• Requirement: Lines holding the string "JSON" are the ones to copy from this listing.

※

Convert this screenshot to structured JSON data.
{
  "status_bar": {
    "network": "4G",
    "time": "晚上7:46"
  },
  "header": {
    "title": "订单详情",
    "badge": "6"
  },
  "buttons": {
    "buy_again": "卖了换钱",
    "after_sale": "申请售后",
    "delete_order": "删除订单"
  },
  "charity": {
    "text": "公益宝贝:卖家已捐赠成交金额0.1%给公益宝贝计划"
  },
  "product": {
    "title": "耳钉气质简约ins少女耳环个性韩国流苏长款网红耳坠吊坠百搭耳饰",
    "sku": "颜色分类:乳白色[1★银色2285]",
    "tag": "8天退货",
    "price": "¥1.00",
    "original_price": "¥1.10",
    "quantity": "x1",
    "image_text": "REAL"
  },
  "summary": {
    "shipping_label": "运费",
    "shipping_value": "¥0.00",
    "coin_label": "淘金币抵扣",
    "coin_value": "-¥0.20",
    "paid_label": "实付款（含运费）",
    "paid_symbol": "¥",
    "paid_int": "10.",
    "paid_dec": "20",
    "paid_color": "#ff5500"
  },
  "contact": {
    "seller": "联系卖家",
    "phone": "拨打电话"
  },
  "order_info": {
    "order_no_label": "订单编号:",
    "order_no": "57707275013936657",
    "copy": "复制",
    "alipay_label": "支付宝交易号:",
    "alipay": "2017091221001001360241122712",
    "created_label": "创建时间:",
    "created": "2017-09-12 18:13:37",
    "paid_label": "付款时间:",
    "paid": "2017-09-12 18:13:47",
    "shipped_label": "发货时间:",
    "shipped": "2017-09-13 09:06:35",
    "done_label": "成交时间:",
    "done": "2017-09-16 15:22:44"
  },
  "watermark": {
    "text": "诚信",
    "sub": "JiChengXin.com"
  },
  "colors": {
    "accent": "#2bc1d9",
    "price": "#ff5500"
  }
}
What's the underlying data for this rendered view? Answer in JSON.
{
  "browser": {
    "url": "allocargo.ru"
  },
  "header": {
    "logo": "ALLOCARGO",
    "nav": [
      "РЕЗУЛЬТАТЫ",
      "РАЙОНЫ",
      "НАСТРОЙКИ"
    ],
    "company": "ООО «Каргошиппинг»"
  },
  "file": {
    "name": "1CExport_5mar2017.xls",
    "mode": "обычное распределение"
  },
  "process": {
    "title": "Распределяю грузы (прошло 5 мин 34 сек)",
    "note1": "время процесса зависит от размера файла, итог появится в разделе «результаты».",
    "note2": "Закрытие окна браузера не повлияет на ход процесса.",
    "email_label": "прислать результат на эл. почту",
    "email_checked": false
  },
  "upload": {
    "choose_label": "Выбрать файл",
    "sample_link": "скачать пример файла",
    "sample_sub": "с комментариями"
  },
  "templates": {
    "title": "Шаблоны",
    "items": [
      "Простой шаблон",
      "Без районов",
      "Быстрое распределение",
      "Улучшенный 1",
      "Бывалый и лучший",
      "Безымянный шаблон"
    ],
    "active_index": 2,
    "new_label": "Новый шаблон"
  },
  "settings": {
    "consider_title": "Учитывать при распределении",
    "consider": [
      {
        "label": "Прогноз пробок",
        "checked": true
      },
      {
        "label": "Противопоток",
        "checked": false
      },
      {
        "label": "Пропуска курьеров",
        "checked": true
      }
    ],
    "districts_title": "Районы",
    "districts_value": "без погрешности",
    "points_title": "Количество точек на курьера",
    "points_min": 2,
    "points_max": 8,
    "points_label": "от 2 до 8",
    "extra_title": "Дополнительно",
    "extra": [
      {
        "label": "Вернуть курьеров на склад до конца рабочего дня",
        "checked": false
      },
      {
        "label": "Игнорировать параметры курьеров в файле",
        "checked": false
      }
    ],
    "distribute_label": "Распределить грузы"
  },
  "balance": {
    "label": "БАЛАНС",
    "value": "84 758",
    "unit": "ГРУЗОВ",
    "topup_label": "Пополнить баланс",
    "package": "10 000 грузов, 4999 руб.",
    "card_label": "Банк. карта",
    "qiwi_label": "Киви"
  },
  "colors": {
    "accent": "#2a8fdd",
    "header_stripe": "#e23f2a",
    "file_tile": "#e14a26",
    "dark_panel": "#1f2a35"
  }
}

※

• The completed task:
Convert this screenshot to structured JSON data.
What's the underlying data for this rendered view? Answer in JSON.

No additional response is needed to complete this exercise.